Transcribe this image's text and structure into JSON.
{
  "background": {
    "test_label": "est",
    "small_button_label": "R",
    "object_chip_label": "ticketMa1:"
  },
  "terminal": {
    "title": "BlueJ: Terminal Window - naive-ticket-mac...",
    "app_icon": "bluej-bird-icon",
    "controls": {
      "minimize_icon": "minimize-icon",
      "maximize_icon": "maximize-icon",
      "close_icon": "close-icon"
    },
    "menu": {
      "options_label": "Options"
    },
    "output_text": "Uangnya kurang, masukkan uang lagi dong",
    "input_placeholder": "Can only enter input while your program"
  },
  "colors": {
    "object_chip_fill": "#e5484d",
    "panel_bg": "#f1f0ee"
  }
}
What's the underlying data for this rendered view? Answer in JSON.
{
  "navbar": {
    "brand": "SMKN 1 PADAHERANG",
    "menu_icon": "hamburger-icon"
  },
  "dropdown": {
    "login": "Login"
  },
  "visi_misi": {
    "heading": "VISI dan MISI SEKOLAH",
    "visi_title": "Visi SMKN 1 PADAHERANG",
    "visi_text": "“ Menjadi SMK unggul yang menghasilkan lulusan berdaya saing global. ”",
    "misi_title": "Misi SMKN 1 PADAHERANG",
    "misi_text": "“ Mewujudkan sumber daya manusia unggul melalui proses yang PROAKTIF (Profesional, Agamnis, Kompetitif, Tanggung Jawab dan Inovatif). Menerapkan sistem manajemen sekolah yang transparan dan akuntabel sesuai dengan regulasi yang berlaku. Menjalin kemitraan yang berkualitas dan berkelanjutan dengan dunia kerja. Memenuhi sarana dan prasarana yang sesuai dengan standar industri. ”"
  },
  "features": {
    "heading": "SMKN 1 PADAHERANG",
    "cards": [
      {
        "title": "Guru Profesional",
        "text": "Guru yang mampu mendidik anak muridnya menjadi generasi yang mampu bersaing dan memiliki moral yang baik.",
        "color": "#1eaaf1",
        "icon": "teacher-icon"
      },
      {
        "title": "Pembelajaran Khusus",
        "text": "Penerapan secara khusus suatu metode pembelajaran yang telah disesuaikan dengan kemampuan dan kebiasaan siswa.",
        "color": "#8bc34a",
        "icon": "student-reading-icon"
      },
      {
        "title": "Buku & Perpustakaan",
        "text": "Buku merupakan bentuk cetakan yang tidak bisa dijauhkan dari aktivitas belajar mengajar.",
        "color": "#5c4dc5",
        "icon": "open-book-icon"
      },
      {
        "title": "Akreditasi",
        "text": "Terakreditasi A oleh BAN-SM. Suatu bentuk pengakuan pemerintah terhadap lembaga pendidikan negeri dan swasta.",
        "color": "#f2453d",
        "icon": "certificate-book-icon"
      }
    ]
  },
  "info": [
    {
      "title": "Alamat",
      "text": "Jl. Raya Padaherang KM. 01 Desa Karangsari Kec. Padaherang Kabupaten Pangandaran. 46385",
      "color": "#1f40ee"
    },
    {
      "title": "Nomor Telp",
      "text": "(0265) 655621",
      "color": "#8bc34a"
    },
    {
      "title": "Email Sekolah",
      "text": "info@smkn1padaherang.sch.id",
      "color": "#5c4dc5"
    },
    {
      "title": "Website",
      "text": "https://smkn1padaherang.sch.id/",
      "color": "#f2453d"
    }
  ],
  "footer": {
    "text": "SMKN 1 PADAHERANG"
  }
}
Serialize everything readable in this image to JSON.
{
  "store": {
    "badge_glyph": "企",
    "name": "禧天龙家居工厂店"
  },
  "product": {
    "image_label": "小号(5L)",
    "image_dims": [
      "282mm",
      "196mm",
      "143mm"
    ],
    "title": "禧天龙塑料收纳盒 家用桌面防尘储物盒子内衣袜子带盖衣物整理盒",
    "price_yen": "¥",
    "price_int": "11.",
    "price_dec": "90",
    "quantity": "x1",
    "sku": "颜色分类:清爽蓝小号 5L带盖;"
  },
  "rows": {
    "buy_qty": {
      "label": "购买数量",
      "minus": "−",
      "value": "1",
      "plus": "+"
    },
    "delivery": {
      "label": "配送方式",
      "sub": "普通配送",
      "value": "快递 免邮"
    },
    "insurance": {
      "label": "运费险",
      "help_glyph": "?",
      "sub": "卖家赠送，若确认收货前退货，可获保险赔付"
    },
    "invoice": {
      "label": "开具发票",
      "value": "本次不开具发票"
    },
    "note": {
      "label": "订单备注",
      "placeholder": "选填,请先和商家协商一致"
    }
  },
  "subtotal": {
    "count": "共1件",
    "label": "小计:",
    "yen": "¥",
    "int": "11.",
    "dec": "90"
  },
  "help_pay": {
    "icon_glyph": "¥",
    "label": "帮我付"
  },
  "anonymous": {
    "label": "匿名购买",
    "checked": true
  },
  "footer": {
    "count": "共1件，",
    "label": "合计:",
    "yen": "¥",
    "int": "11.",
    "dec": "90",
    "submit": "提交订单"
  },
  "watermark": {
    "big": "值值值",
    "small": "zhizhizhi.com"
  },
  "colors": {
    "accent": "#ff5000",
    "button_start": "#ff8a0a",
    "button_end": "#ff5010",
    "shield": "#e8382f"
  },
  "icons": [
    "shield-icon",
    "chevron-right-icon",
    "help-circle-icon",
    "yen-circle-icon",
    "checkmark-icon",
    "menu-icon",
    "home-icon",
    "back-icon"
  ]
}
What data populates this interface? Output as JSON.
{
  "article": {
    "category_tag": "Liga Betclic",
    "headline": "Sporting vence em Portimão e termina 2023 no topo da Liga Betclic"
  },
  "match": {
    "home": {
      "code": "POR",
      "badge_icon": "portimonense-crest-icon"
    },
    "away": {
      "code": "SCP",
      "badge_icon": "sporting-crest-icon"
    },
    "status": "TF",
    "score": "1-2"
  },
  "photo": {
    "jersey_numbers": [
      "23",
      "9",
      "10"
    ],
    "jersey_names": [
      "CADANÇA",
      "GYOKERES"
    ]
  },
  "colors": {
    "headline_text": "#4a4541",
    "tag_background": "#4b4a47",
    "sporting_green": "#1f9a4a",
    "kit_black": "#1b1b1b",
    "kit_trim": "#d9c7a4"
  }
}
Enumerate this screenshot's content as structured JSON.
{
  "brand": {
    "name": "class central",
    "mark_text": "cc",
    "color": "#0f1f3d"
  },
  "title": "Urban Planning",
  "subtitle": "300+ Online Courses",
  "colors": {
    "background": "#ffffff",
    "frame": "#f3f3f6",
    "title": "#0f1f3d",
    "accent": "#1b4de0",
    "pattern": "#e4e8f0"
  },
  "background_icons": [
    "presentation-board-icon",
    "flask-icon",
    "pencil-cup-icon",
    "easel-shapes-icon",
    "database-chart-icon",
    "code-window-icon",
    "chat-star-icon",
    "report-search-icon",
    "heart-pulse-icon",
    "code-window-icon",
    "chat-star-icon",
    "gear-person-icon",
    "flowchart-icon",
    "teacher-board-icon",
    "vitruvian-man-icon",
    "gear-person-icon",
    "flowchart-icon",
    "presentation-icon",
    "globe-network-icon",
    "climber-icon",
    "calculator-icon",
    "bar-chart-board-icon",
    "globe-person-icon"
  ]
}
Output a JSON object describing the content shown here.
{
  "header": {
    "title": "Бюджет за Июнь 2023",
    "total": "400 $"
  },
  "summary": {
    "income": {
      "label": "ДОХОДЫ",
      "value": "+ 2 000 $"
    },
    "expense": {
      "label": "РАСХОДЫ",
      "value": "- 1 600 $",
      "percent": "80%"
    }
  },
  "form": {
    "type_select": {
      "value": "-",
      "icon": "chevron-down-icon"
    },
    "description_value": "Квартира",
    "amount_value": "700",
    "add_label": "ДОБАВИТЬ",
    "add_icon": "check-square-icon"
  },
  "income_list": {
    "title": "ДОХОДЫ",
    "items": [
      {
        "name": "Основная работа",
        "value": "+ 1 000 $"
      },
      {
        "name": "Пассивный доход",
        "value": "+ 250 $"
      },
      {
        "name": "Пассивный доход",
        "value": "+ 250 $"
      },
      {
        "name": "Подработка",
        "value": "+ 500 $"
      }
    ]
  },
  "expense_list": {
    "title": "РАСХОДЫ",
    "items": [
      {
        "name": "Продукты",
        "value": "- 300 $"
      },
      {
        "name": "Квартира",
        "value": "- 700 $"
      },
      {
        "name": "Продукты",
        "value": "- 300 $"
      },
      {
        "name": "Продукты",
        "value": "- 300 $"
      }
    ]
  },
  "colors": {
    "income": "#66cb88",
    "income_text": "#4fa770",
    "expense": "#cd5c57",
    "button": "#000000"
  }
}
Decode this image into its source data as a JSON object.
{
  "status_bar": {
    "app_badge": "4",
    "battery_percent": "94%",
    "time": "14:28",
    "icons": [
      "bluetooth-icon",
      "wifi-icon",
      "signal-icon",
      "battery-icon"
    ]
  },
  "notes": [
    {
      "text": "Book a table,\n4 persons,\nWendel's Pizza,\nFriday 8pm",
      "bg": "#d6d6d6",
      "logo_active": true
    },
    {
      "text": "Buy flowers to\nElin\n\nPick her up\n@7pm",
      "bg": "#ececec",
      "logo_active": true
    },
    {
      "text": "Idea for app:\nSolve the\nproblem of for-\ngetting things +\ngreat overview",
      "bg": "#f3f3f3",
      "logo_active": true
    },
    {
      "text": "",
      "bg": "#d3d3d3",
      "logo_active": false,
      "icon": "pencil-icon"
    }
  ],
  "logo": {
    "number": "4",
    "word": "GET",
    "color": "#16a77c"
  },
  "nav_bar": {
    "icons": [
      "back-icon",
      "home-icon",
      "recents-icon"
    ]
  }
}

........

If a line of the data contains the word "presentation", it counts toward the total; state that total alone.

*Answer for this exercise*
2